Detail, Counting Coup by Jay Laber

My First Day as a Docent: learning from the students

So, jumping right in, I had a blast with 19 sixth graders today — first, listening to them explore and think critically about “Counting Coup” a warrior made of pieces of rusty car wrecks by Jay Laber. Then, watching how easily Sondra channeled their curiosity and insights. The Holter Museum uses Visual Thinking Strategies (VTS) in all tours. After observing Sondra use VTS so fluently, I am excited to learn this method of stimulating more engagement with art. I will write more about VTS as I improve my skills.

sculpture of wire and junk-drawer stuff

After the tour of Laber’s art, we made wire-and-stuff- sculptures. One girl struggled with her skeleton of copper wire and tossed it aside because it just wasn’t doing what she had in mind. She began again a second time with wire so thick that even I couldn’t help her bend it the way she wanted it to bend. I suggested trying the copper wire again. Nope. Didn’t want to.  She knew what she wanted, and was going to stick to her strategy no matter what anyone suggested. Reminded me of myself. Stubborn. In the end, she had a spare figure and ran out of time. She had struggled with this really heavy unbending wire in her wish to show it who was boss.

sculpture of wire and junk-drawer stuff

One lesson I think many of the kids came away with was that even if you start out thinking you are making a certain something … the wire and other bits will eventually dictate what you are making… your idea may change from a cat to a chicken. Or from a horse to a spaceship. Or you might take the easy way out, announcing that you have made an abstract sculpture.
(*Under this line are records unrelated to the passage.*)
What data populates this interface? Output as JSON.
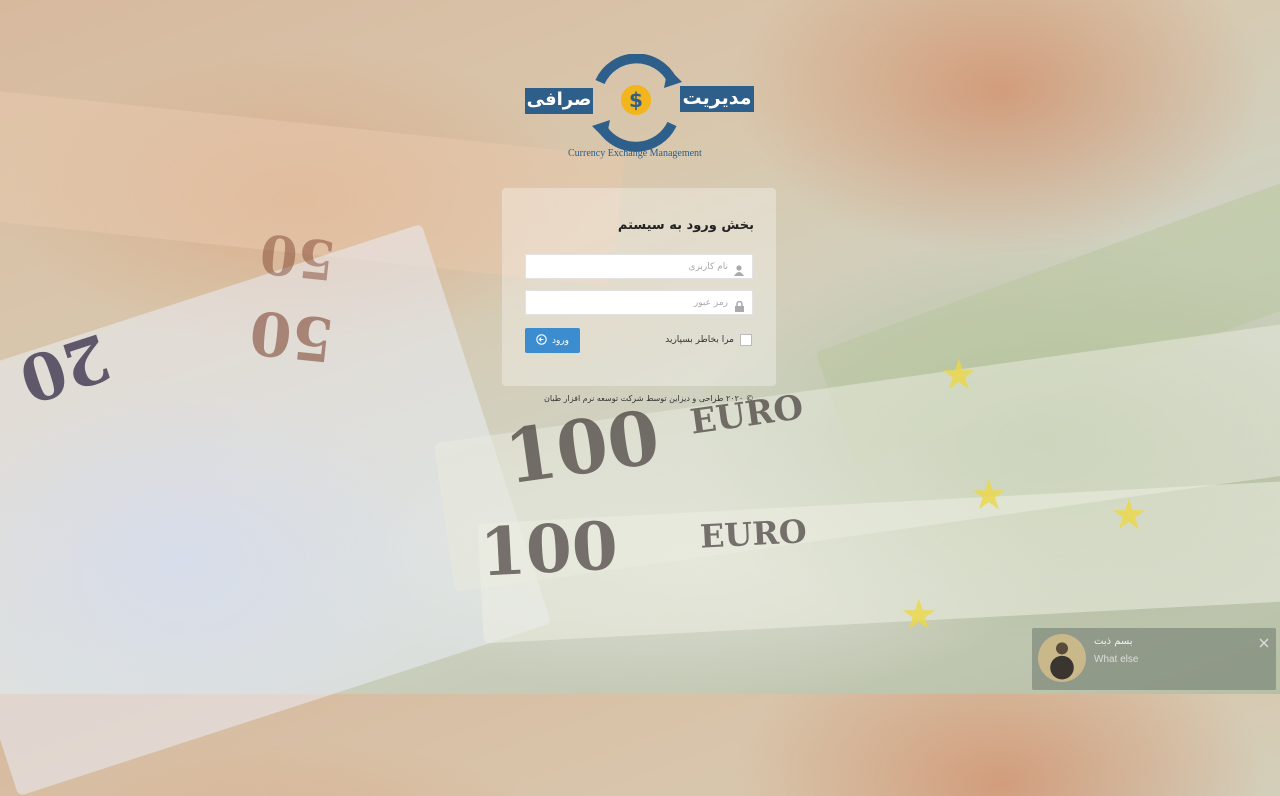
{
  "logo": {
    "title_line1": "مدیریت",
    "title_line2": "صرافی",
    "subtitle": "Currency Exchange Management"
  },
  "login": {
    "title": "بخش ورود به سیستم",
    "username_placeholder": "نام کاربری",
    "password_placeholder": "رمز عبور",
    "remember_label": "مرا بخاطر بسپارید",
    "submit_label": "ورود"
  },
  "footer": {
    "text": "© ۲۰۲۰ طراحی و دیزاین توسط شرکت توسعه نرم افزار طبان"
  },
  "notification": {
    "title": "بسم ذبت",
    "message": "What else"
  },
  "colors": {
    "primary_button": "#3c8dcf",
    "logo_blue": "#2e5f8a",
    "logo_gold": "#f2b51b"
  }
}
Cowboy made of wire and junk drawer stuff

Grandmother with Cane, a sculpture of wire and stuff

Sculpture of wire and stuff

Time compresses when you are having fun. Or working on something challenging. Or trying to help six different kids simultaneously. Time compresses especially in the last five minutes of a workshop. You suddenly realize you have a head, two arms and not much else because you have obsessed and perfectionized about a certain placement of the feet or making sure the legs are the exact same length.  Meanwhile, your table-mate has willy-nilly twisted, tied, dangled and wrapped his wire with buttons, washers, bolts, window screen, feathers and pieces of nylon cloth. And come up with something remarkably resembling a wild and crazy alley cat.


Steal Like an Artist

  • Different styles of work and play.
  • Different ways of seeing the same materials.
  • We all look at life in a different way.

I recently read a little book titled “Steal Like an Artist.” It’s simple. Compelling. And I read it in the time it took my toes to wrinkle like prunes in the bathtub. The idea that humans are incapable of copying perfectly, stuck with me from the book. Copy copy copy. You will never make the same exact something someone else has made. The students used much the same materials, and some of them emulated Laber’s sculptures (warriors, horses, a buffalo) yet their amazing creations were so much a part of the creators that I marveled at their creativity.